Problem requirements
Every record must be retyped as it stands.

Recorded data
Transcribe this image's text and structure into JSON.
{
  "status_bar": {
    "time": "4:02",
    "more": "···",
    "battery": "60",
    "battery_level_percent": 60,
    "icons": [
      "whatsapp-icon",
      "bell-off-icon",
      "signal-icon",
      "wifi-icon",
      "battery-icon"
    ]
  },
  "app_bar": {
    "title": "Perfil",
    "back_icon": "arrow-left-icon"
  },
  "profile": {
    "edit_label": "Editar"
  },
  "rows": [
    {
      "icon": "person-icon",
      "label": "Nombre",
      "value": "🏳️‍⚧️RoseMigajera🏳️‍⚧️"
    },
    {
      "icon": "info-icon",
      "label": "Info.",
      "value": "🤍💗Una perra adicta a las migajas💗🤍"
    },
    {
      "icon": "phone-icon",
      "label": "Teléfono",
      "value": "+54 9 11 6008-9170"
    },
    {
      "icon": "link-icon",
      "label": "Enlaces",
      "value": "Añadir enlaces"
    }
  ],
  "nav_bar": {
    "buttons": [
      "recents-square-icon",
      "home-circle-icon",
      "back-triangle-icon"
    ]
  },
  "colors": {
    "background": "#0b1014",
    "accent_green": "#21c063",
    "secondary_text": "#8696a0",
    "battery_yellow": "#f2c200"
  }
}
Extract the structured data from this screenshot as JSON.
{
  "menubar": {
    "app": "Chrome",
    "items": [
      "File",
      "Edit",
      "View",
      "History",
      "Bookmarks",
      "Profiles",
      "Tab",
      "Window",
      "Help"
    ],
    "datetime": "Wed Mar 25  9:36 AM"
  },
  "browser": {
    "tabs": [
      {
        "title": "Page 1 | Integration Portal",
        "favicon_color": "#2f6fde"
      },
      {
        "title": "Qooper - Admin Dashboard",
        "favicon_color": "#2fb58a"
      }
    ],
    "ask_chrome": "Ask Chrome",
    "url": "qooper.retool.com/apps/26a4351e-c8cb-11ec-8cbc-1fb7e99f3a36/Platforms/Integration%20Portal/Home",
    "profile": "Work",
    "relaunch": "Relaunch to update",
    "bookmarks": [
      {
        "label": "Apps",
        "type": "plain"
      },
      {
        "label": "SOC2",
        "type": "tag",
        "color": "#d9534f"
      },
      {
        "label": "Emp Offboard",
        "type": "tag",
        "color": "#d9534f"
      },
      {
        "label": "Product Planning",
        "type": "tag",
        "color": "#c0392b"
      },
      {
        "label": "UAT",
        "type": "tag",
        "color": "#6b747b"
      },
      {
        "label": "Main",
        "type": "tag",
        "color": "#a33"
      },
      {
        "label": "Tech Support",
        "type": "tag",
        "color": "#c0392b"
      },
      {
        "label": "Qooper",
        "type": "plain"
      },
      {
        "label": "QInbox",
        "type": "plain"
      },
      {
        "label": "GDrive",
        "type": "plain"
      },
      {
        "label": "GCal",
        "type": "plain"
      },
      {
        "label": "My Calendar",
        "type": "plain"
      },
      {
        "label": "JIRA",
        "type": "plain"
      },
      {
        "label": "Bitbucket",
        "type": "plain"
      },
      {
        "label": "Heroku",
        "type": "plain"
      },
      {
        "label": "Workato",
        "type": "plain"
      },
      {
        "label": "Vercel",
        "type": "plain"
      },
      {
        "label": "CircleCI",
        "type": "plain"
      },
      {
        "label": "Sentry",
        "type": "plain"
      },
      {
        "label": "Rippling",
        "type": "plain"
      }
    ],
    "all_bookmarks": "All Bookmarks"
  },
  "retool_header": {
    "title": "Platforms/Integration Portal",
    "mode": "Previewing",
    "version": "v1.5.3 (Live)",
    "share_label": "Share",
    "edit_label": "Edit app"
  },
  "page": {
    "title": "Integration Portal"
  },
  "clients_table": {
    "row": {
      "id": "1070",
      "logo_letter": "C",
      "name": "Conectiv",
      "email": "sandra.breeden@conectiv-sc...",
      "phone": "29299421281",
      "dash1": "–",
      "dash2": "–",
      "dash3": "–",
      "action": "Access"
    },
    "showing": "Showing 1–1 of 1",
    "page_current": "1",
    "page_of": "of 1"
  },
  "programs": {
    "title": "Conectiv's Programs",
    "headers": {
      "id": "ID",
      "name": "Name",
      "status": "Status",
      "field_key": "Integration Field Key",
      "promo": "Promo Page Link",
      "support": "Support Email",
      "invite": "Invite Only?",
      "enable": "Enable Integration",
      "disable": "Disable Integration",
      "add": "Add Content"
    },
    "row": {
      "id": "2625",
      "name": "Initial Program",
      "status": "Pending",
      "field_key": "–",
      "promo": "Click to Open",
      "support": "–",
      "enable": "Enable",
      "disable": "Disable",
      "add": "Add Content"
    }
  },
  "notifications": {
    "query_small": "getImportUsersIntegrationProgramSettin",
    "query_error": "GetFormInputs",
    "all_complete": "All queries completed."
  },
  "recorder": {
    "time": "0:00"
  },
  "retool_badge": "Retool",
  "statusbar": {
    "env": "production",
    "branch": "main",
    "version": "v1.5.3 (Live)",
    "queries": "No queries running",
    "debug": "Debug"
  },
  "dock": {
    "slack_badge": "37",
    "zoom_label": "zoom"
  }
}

Result
Transcribe this image's text and structure into JSON.
{
  "status_bar": {
    "time": "4:02",
    "more": "···",
    "battery": "60",
    "battery_level_percent": 60,
    "icons": [
      "whatsapp-icon",
      "bell-off-icon",
      "signal-icon",
      "wifi-icon",
      "battery-icon"
    ]
  },
  "app_bar": {
    "title": "Perfil",
    "back_icon": "arrow-left-icon"
  },
  "profile": {
    "edit_label": "Editar"
  },
  "rows": [
    {
      "icon": "person-icon",
      "label": "Nombre",
      "value": "🏳️‍⚧️RoseMigajera🏳️‍⚧️"
    },
    {
      "icon": "info-icon",
      "label": "Info.",
      "value": "🤍💗Una perra adicta a las migajas💗🤍"
    },
    {
      "icon": "phone-icon",
      "label": "Teléfono",
      "value": "+54 9 11 6008-9170"
    },
    {
      "icon": "link-icon",
      "label": "Enlaces",
      "value": "Añadir enlaces"
    }
  ],
  "nav_bar": {
    "buttons": [
      "recents-square-icon",
      "home-circle-icon",
      "back-triangle-icon"
    ]
  },
  "colors": {
    "background": "#0b1014",
    "accent_green": "#21c063",
    "secondary_text": "#8696a0",
    "battery_yellow": "#f2c200"
  }
}
Extract the structured data from this screenshot as JSON.
{
  "menubar": {
    "app": "Chrome",
    "items": [
      "File",
      "Edit",
      "View",
      "History",
      "Bookmarks",
      "Profiles",
      "Tab",
      "Window",
      "Help"
    ],
    "datetime": "Wed Mar 25  9:36 AM"
  },
  "browser": {
    "tabs": [
      {
        "title": "Page 1 | Integration Portal",
        "favicon_color": "#2f6fde"
      },
      {
        "title": "Qooper - Admin Dashboard",
        "favicon_color": "#2fb58a"
      }
    ],
    "ask_chrome": "Ask Chrome",
    "url": "qooper.retool.com/apps/26a4351e-c8cb-11ec-8cbc-1fb7e99f3a36/Platforms/Integration%20Portal/Home",
    "profile": "Work",
    "relaunch": "Relaunch to update",
    "bookmarks": [
      {
        "label": "Apps",
        "type": "plain"
      },
      {
        "label": "SOC2",
        "type": "tag",
        "color": "#d9534f"
      },
      {
        "label": "Emp Offboard",
        "type": "tag",
        "color": "#d9534f"
      },
      {
        "label": "Product Planning",
        "type": "tag",
        "color": "#c0392b"
      },
      {
        "label": "UAT",
        "type": "tag",
        "color": "#6b747b"
      },
      {
        "label": "Main",
        "type": "tag",
        "color": "#a33"
      },
      {
        "label": "Tech Support",
        "type": "tag",
        "color": "#c0392b"
      },
      {
        "label": "Qooper",
        "type": "plain"
      },
      {
        "label": "QInbox",
        "type": "plain"
      },
      {
        "label": "GDrive",
        "type": "plain"
      },
      {
        "label": "GCal",
        "type": "plain"
      },
      {
        "label": "My Calendar",
        "type": "plain"
      },
      {
        "label": "JIRA",
        "type": "plain"
      },
      {
        "label": "Bitbucket",
        "type": "plain"
      },
      {
        "label": "Heroku",
        "type": "plain"
      },
      {
        "label": "Workato",
        "type": "plain"
      },
      {
        "label": "Vercel",
        "type": "plain"
      },
      {
        "label": "CircleCI",
        "type": "plain"
      },
      {
        "label": "Sentry",
        "type": "plain"
      },
      {
        "label": "Rippling",
        "type": "plain"
      }
    ],
    "all_bookmarks": "All Bookmarks"
  },
  "retool_header": {
    "title": "Platforms/Integration Portal",
    "mode": "Previewing",
    "version": "v1.5.3 (Live)",
    "share_label": "Share",
    "edit_label": "Edit app"
  },
  "page": {
    "title": "Integration Portal"
  },
  "clients_table": {
    "row": {
      "id": "1070",
      "logo_letter": "C",
      "name": "Conectiv",
      "email": "sandra.breeden@conectiv-sc...",
      "phone": "29299421281",
      "dash1": "–",
      "dash2": "–",
      "dash3": "–",
      "action": "Access"
    },
    "showing": "Showing 1–1 of 1",
    "page_current": "1",
    "page_of": "of 1"
  },
  "programs": {
    "title": "Conectiv's Programs",
    "headers": {
      "id": "ID",
      "name": "Name",
      "status": "Status",
      "field_key": "Integration Field Key",
      "promo": "Promo Page Link",
      "support": "Support Email",
      "invite": "Invite Only?",
      "enable": "Enable Integration",
      "disable": "Disable Integration",
      "add": "Add Content"
    },
    "row": {
      "id": "2625",
      "name": "Initial Program",
      "status": "Pending",
      "field_key": "–",
      "promo": "Click to Open",
      "support": "–",
      "enable": "Enable",
      "disable": "Disable",
      "add": "Add Content"
    }
  },
  "notifications": {
    "query_small": "getImportUsersIntegrationProgramSettin",
    "query_error": "GetFormInputs",
    "all_complete": "All queries completed."
  },
  "recorder": {
    "time": "0:00"
  },
  "retool_badge": "Retool",
  "statusbar": {
    "env": "production",
    "branch": "main",
    "version": "v1.5.3 (Live)",
    "queries": "No queries running",
    "debug": "Debug"
  },
  "dock": {
    "slack_badge": "37",
    "zoom_label": "zoom"
  }
}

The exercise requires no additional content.